=== BRIEF ===
Go over the data and work out how many lines include the word "minimize". Give that number only.

[Extracted data entries]
********

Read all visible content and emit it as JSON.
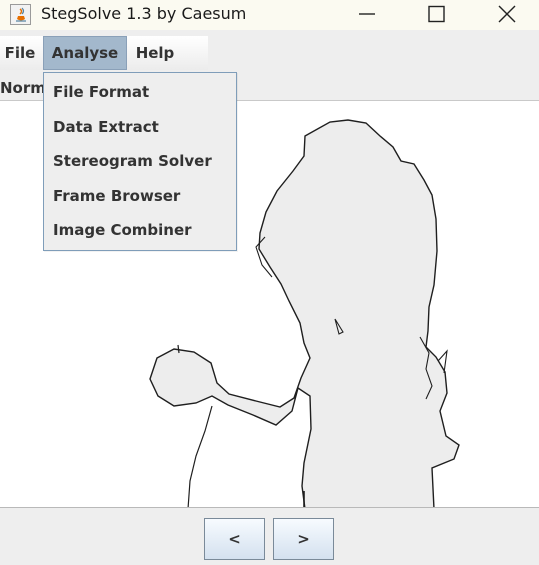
{
  "window": {
    "title": "StegSolve 1.3 by Caesum",
    "app_icon": "java-coffee-cup-icon",
    "controls": {
      "minimize_icon": "minimize-icon",
      "maximize_icon": "maximize-icon",
      "close_icon": "close-icon"
    }
  },
  "menubar": {
    "items": [
      {
        "label": "File"
      },
      {
        "label": "Analyse",
        "active": true
      },
      {
        "label": "Help"
      }
    ],
    "active_color": "#a3b8cc"
  },
  "toolbar": {
    "mode_label": "Norm"
  },
  "analyse_menu": {
    "items": [
      {
        "label": "File Format"
      },
      {
        "label": "Data Extract"
      },
      {
        "label": "Stereogram Solver"
      },
      {
        "label": "Frame Browser"
      },
      {
        "label": "Image Combiner"
      }
    ]
  },
  "navigation": {
    "prev_label": "<",
    "next_label": ">"
  }
}
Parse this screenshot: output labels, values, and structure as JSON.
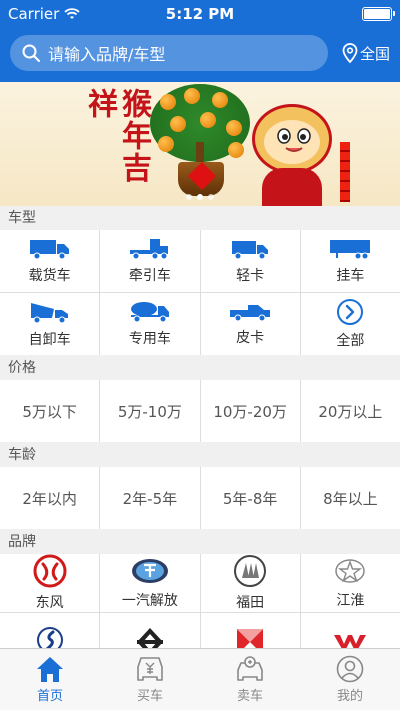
{
  "status_bar": {
    "carrier": "Carrier",
    "time": "5:12 PM"
  },
  "search": {
    "placeholder": "请输入品牌/车型"
  },
  "location": {
    "label": "全国"
  },
  "banner": {
    "text": "猴年吉祥",
    "dots": 3,
    "active_dot": 2
  },
  "sections": {
    "vehicle_type": {
      "title": "车型",
      "items": [
        {
          "label": "载货车",
          "icon": "cargo-truck-icon"
        },
        {
          "label": "牵引车",
          "icon": "tractor-truck-icon"
        },
        {
          "label": "轻卡",
          "icon": "light-truck-icon"
        },
        {
          "label": "挂车",
          "icon": "trailer-icon"
        },
        {
          "label": "自卸车",
          "icon": "dump-truck-icon"
        },
        {
          "label": "专用车",
          "icon": "special-truck-icon"
        },
        {
          "label": "皮卡",
          "icon": "pickup-icon"
        },
        {
          "label": "全部",
          "icon": "arrow-right-circle-icon"
        }
      ]
    },
    "price": {
      "title": "价格",
      "items": [
        "5万以下",
        "5万-10万",
        "10万-20万",
        "20万以上"
      ]
    },
    "age": {
      "title": "车龄",
      "items": [
        "2年以内",
        "2年-5年",
        "5年-8年",
        "8年以上"
      ]
    },
    "brand": {
      "title": "品牌",
      "items": [
        {
          "label": "东风",
          "icon": "dongfeng-logo-icon"
        },
        {
          "label": "一汽解放",
          "icon": "faw-jiefang-logo-icon"
        },
        {
          "label": "福田",
          "icon": "foton-logo-icon"
        },
        {
          "label": "江淮",
          "icon": "jac-logo-icon"
        },
        {
          "label": "",
          "icon": "shacman-logo-icon"
        },
        {
          "label": "",
          "icon": "cnhtc-logo-icon"
        },
        {
          "label": "",
          "icon": "hongyan-logo-icon"
        },
        {
          "label": "",
          "icon": "wuling-logo-icon"
        }
      ]
    }
  },
  "tabbar": {
    "tabs": [
      {
        "label": "首页",
        "icon": "home-icon",
        "active": true
      },
      {
        "label": "买车",
        "icon": "buy-car-icon",
        "active": false
      },
      {
        "label": "卖车",
        "icon": "sell-car-icon",
        "active": false
      },
      {
        "label": "我的",
        "icon": "profile-icon",
        "active": false
      }
    ]
  },
  "colors": {
    "primary": "#1a6fd6",
    "banner_red": "#c4141a"
  }
}
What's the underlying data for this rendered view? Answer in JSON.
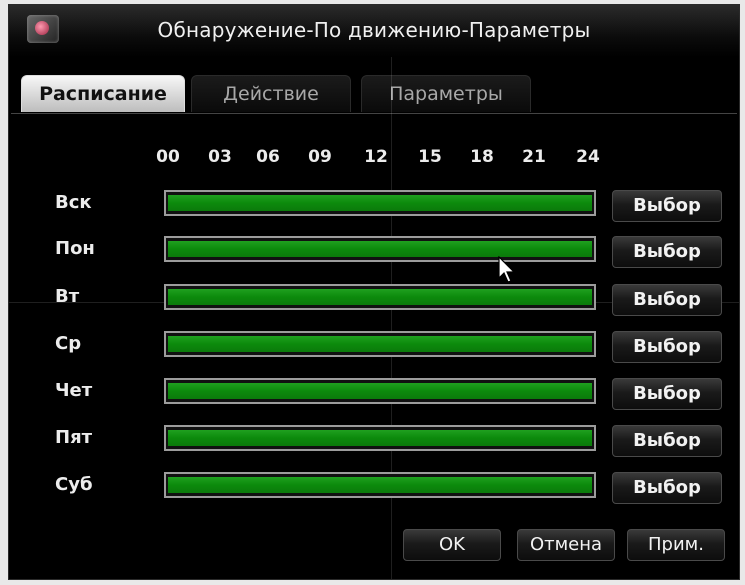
{
  "window": {
    "title": "Обнаружение-По движению-Параметры"
  },
  "icons": {
    "title": "app-logo-icon",
    "cursor": "mouse-pointer-icon"
  },
  "tabs": [
    {
      "label": "Расписание",
      "active": true
    },
    {
      "label": "Действие",
      "active": false
    },
    {
      "label": "Параметры",
      "active": false
    }
  ],
  "hours": [
    "00",
    "03",
    "06",
    "09",
    "12",
    "15",
    "18",
    "21",
    "24"
  ],
  "schedule": [
    {
      "day": "Вск",
      "button": "Выбор",
      "coverage": 1.0
    },
    {
      "day": "Пон",
      "button": "Выбор",
      "coverage": 1.0
    },
    {
      "day": "Вт",
      "button": "Выбор",
      "coverage": 1.0
    },
    {
      "day": "Ср",
      "button": "Выбор",
      "coverage": 1.0
    },
    {
      "day": "Чет",
      "button": "Выбор",
      "coverage": 1.0
    },
    {
      "day": "Пят",
      "button": "Выбор",
      "coverage": 1.0
    },
    {
      "day": "Суб",
      "button": "Выбор",
      "coverage": 1.0
    }
  ],
  "footer": {
    "ok": "OK",
    "cancel": "Отмена",
    "apply": "Прим."
  },
  "colors": {
    "schedule_fill": "#0c8a0c",
    "background": "#000000",
    "active_tab": "#e0e0e0"
  }
}
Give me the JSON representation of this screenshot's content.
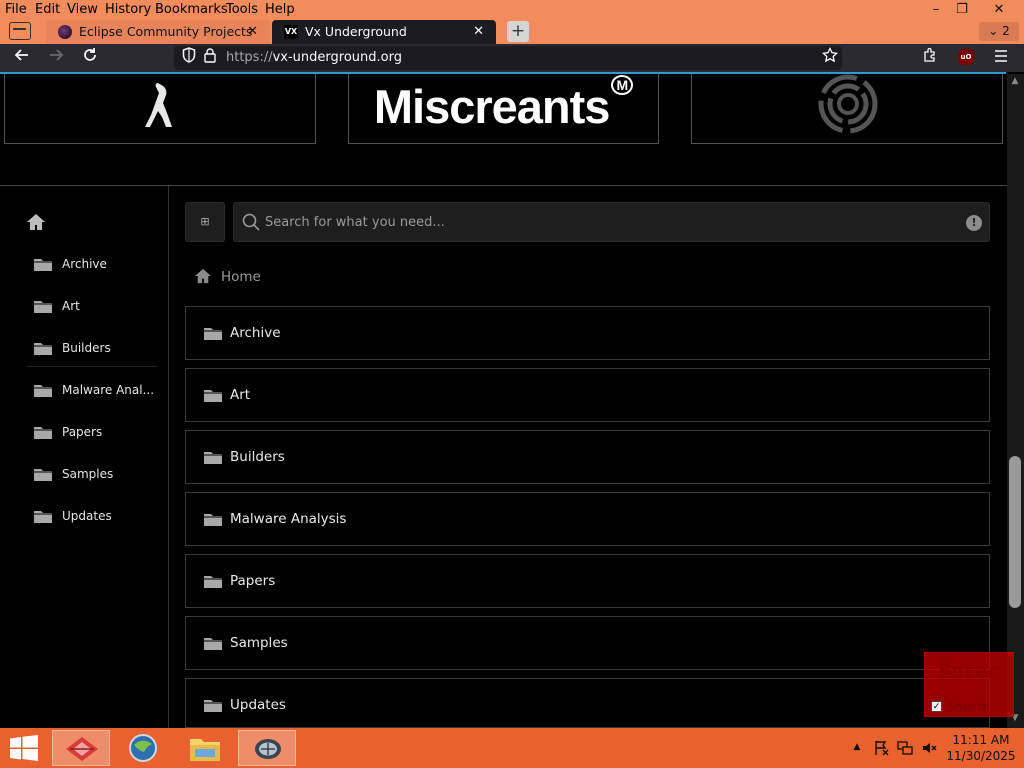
{
  "menubar": {
    "items": [
      "File",
      "Edit",
      "View",
      "History",
      "Bookmarks",
      "Tools",
      "Help"
    ],
    "window_controls": {
      "minimize": "–",
      "restore": "❐",
      "close": "✕"
    }
  },
  "tabs": [
    {
      "title": "Eclipse Community Projects",
      "close": "✕"
    },
    {
      "title": "Vx Underground",
      "favicon_text": "VX",
      "close": "✕"
    }
  ],
  "tab_count": "⌄ 2",
  "newtab_label": "+",
  "navbar": {
    "url_proto": "https://",
    "url_host": "vx-underground.org",
    "ublock_label": "uO"
  },
  "page": {
    "logos": [
      "",
      "Miscreants",
      ""
    ],
    "logo_mark": "M",
    "search": {
      "toggle_label": "⊞",
      "placeholder": "Search for what you need...",
      "info": "!"
    },
    "breadcrumb": "Home",
    "sidebar": [
      "Archive",
      "Art",
      "Builders",
      "Malware Anal...",
      "Papers",
      "Samples",
      "Updates"
    ],
    "folders": [
      "Archive",
      "Art",
      "Builders",
      "Malware Analysis",
      "Papers",
      "Samples",
      "Updates"
    ]
  },
  "overlay": {
    "enter_label": "Enter",
    "snap_label": "Snap to",
    "snap_check": "✓"
  },
  "taskbar": {
    "time": "11:11 AM",
    "date": "11/30/2025",
    "tray": {
      "up": "▲"
    }
  },
  "colors": {
    "accent": "#2e9bd6",
    "taskbar": "#e8612e",
    "menubar": "#f28c5c"
  }
}
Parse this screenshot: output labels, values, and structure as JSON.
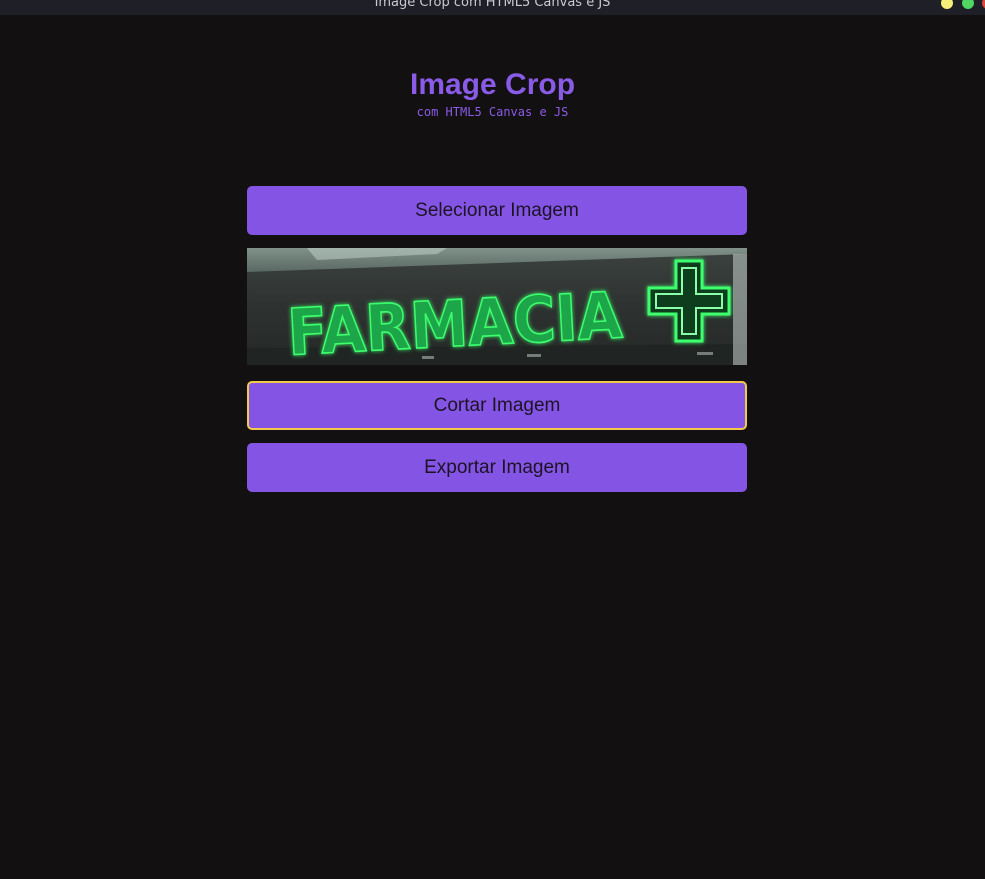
{
  "window": {
    "title": "Image Crop com HTML5 Canvas e JS",
    "controls": [
      "minimize",
      "maximize",
      "close"
    ]
  },
  "header": {
    "title": "Image Crop",
    "subtitle": "com HTML5 Canvas e JS"
  },
  "actions": {
    "select_label": "Selecionar Imagem",
    "crop_label": "Cortar Imagem",
    "export_label": "Exportar Imagem"
  },
  "preview": {
    "sign_text": "FARMACIA"
  },
  "colors": {
    "background": "#121010",
    "accent": "#8455e4",
    "title": "#8a5be6",
    "focus_outline": "#f2c94c",
    "neon_green": "#3dff6e"
  }
}
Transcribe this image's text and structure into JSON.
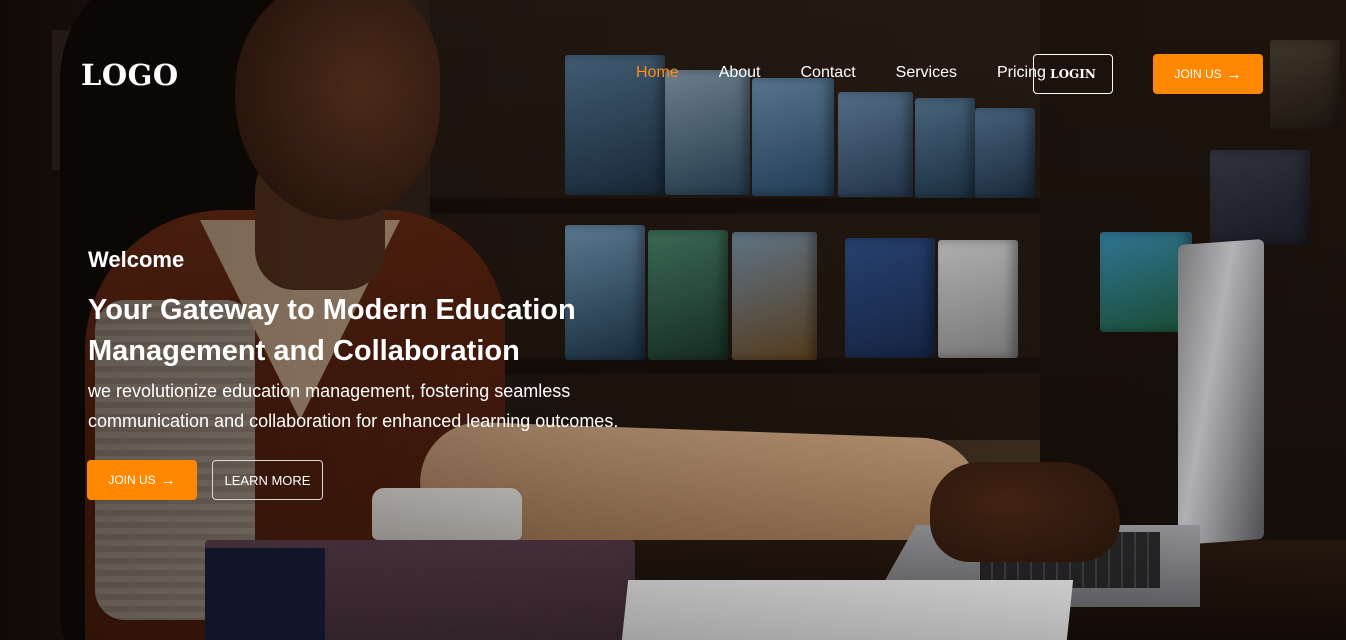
{
  "header": {
    "logo": "LOGO",
    "nav": [
      {
        "label": "Home",
        "active": true
      },
      {
        "label": "About",
        "active": false
      },
      {
        "label": "Contact",
        "active": false
      },
      {
        "label": "Services",
        "active": false
      },
      {
        "label": "Pricing",
        "active": false
      }
    ],
    "login_label": "LOGIN",
    "join_label": "JOIN US",
    "join_icon": "arrow-right-icon"
  },
  "hero": {
    "welcome": "Welcome",
    "headline": "Your Gateway to Modern Education Management and Collaboration",
    "subtext": "we revolutionize education management, fostering seamless communication and collaboration for enhanced learning outcomes.",
    "join_label": "JOIN US",
    "learn_more_label": "LEARN MORE"
  },
  "colors": {
    "accent": "#ff8800",
    "active_nav": "#ff8c1a",
    "text": "#ffffff"
  }
}
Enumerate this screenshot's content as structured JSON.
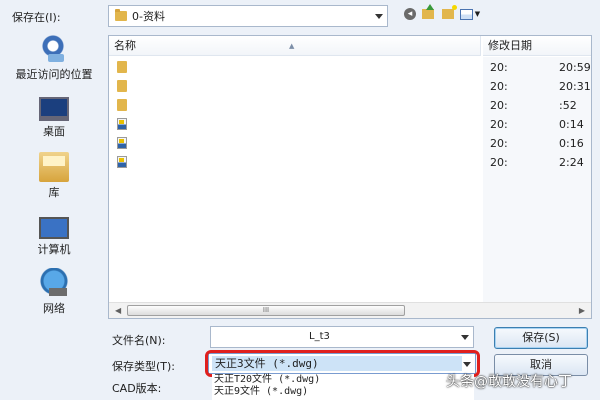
{
  "top": {
    "save_in_label": "保存在(I):",
    "save_in_value": "0-资料"
  },
  "places": [
    {
      "label": "最近访问的位置",
      "icon": "recent-places-icon"
    },
    {
      "label": "桌面",
      "icon": "desktop-icon"
    },
    {
      "label": "库",
      "icon": "library-icon"
    },
    {
      "label": "计算机",
      "icon": "computer-icon"
    },
    {
      "label": "网络",
      "icon": "network-icon"
    }
  ],
  "list": {
    "col_name": "名称",
    "col_date": "修改日期",
    "rows": [
      {
        "type": "folder",
        "name": "",
        "date_start": "20:",
        "date_end": "20:59"
      },
      {
        "type": "folder",
        "name": "",
        "date_start": "20:",
        "date_end": "20:31"
      },
      {
        "type": "folder",
        "name": "",
        "date_start": "20:",
        "date_end": ":52"
      },
      {
        "type": "dwg",
        "name": "",
        "date_start": "20:",
        "date_end": "0:14"
      },
      {
        "type": "dwg",
        "name": "",
        "date_start": "20:",
        "date_end": "0:16"
      },
      {
        "type": "dwg",
        "name": "",
        "date_start": "20:",
        "date_end": "2:24"
      }
    ],
    "scroll_thumb": "III"
  },
  "form": {
    "filename_label": "文件名(N):",
    "filename_value": "L_t3",
    "filetype_label": "保存类型(T):",
    "filetype_value": "天正3文件 (*.dwg)",
    "cad_label": "CAD版本:",
    "dropdown_options": [
      "天正T20文件 (*.dwg)",
      "天正9文件 (*.dwg)"
    ]
  },
  "buttons": {
    "save": "保存(S)",
    "cancel": "取消"
  },
  "watermark": "头条@敢敢没有心丁",
  "colors": {
    "highlight_ring": "#e0201e",
    "selection": "#cde3f7"
  }
}
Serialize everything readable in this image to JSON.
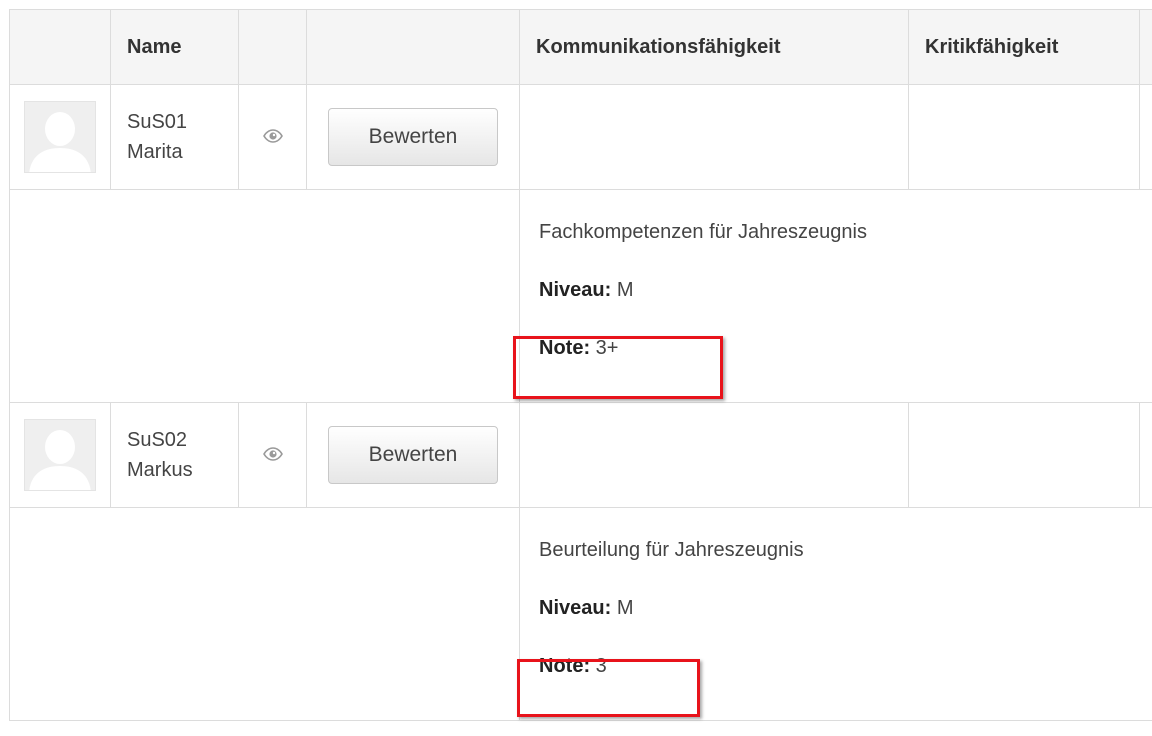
{
  "table": {
    "headers": {
      "name": "Name",
      "comm": "Kommunikationsfähigkeit",
      "crit": "Kritikfähigkeit"
    },
    "students": [
      {
        "code": "SuS01",
        "first_name": "Marita",
        "button_label": "Bewerten",
        "detail": {
          "title": "Fachkompetenzen für Jahreszeugnis",
          "niveau_label": "Niveau:",
          "niveau_value": "M",
          "note_label": "Note:",
          "note_value": "3+"
        }
      },
      {
        "code": "SuS02",
        "first_name": "Markus",
        "button_label": "Bewerten",
        "detail": {
          "title": "Beurteilung für Jahreszeugnis",
          "niveau_label": "Niveau:",
          "niveau_value": "M",
          "note_label": "Note:",
          "note_value": "3"
        }
      }
    ]
  },
  "colors": {
    "highlight": "#e8131b",
    "header_bg": "#f5f5f5",
    "border": "#dcdcdc"
  },
  "icons": [
    "avatar-placeholder-icon",
    "eye-icon"
  ]
}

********

=== ANSWER SPACE ===
3